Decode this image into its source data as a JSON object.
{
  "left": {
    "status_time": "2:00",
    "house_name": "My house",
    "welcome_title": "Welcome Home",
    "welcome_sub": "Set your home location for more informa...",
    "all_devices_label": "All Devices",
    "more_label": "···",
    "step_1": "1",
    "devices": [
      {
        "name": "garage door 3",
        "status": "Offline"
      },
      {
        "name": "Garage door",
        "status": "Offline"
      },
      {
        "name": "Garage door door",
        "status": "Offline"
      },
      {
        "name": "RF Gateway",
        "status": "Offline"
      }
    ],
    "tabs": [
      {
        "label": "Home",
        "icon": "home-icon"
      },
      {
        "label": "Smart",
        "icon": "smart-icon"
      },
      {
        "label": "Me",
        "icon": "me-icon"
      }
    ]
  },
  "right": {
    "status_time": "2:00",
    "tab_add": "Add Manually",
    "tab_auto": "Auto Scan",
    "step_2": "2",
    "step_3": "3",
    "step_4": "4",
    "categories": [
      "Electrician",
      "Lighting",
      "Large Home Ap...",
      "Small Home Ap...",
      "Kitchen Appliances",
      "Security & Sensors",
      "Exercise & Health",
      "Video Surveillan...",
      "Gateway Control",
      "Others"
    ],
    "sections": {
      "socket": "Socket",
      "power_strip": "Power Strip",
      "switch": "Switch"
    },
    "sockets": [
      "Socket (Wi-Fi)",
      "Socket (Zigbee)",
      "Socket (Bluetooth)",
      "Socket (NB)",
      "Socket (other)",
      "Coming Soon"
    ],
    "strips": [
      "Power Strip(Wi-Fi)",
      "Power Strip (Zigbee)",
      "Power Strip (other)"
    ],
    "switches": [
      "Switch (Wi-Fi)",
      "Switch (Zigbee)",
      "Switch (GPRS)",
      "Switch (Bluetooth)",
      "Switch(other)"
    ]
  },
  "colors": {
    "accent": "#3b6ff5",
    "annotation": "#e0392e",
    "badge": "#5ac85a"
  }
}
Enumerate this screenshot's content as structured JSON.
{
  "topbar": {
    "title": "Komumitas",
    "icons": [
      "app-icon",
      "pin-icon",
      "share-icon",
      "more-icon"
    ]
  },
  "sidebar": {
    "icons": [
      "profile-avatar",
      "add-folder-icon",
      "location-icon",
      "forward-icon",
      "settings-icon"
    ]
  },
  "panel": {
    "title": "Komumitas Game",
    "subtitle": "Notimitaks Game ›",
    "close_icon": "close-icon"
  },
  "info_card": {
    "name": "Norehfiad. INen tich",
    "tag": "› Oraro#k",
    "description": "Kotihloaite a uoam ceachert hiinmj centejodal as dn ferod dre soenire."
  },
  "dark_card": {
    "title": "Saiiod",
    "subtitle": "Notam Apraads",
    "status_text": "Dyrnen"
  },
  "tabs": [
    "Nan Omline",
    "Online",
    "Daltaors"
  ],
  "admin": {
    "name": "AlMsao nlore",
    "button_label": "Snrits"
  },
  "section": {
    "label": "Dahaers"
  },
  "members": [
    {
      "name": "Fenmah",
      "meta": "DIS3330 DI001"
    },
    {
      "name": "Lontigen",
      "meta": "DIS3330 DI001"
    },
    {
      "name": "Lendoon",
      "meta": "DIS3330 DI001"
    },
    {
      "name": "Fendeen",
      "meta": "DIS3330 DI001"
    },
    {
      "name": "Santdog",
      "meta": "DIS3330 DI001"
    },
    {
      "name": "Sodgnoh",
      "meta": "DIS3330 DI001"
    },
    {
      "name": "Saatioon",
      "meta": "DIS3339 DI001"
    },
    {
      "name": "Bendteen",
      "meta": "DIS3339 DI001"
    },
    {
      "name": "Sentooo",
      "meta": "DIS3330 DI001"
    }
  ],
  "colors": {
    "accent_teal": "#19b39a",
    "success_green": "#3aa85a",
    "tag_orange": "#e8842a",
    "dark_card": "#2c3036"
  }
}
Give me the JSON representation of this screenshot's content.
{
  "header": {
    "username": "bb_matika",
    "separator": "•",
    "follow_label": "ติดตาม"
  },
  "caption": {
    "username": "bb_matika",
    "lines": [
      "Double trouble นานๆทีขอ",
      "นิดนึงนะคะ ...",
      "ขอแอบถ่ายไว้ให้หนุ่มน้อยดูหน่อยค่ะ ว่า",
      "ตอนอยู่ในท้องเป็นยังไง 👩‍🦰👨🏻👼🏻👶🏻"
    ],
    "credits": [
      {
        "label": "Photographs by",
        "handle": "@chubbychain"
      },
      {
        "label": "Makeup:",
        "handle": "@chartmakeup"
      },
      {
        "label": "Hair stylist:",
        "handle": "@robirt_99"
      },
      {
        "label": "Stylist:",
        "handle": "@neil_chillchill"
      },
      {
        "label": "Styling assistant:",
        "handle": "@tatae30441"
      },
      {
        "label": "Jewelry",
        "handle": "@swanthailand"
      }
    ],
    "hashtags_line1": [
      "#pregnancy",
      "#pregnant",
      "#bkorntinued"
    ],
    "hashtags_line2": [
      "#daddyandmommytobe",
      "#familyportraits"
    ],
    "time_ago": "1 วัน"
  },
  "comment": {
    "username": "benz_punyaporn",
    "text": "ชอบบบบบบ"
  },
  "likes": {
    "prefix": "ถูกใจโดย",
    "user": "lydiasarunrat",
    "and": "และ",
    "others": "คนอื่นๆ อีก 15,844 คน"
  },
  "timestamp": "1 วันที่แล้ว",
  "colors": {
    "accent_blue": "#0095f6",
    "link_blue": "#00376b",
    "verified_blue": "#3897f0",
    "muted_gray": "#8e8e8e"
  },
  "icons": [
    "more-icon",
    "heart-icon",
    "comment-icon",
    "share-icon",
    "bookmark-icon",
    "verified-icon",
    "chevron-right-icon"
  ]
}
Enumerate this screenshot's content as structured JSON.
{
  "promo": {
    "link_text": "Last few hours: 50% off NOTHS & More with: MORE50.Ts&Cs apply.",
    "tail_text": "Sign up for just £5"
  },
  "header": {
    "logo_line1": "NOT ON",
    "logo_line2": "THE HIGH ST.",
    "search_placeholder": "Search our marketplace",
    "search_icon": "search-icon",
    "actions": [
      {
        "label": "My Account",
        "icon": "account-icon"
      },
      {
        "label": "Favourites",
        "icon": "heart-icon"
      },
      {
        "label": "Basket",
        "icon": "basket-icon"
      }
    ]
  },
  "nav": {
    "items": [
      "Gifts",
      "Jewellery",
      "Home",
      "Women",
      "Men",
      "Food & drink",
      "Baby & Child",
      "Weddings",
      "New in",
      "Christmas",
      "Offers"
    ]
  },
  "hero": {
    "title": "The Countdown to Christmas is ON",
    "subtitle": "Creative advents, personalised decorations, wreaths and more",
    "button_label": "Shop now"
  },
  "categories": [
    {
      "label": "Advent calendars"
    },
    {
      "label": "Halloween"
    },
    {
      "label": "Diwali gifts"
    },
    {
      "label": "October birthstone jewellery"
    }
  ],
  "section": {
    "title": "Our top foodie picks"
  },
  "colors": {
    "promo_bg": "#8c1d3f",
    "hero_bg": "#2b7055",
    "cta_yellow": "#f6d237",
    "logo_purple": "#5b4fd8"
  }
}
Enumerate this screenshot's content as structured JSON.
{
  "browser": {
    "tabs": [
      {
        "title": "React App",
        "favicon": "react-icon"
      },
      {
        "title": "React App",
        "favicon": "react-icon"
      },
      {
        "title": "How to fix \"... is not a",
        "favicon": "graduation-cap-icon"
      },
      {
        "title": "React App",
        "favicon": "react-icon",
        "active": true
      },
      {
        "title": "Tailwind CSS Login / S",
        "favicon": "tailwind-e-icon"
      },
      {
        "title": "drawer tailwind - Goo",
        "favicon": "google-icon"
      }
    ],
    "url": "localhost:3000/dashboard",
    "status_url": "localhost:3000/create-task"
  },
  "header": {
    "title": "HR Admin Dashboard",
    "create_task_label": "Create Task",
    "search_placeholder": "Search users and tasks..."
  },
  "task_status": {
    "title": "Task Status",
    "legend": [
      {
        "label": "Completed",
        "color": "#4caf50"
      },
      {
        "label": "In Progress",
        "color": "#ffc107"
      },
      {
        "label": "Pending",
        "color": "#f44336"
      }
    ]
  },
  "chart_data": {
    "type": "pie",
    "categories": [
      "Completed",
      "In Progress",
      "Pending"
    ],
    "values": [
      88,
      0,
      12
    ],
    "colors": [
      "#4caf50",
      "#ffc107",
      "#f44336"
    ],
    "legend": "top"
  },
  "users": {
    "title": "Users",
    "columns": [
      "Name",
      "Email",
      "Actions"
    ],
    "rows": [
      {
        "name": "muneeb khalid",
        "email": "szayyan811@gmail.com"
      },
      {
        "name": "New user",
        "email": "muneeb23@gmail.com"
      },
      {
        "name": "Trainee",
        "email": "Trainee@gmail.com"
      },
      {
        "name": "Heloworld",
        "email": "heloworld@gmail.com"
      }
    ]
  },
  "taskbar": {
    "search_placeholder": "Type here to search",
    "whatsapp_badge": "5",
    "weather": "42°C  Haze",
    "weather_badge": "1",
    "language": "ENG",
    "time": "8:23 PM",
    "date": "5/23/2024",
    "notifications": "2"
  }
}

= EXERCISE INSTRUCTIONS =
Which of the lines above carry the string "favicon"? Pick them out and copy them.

= THE ANSWER =
        "favicon": "react-icon"
        "favicon": "react-icon"
        "favicon": "graduation-cap-icon"
        "favicon": "react-icon",
        "favicon": "tailwind-e-icon"
        "favicon": "google-icon"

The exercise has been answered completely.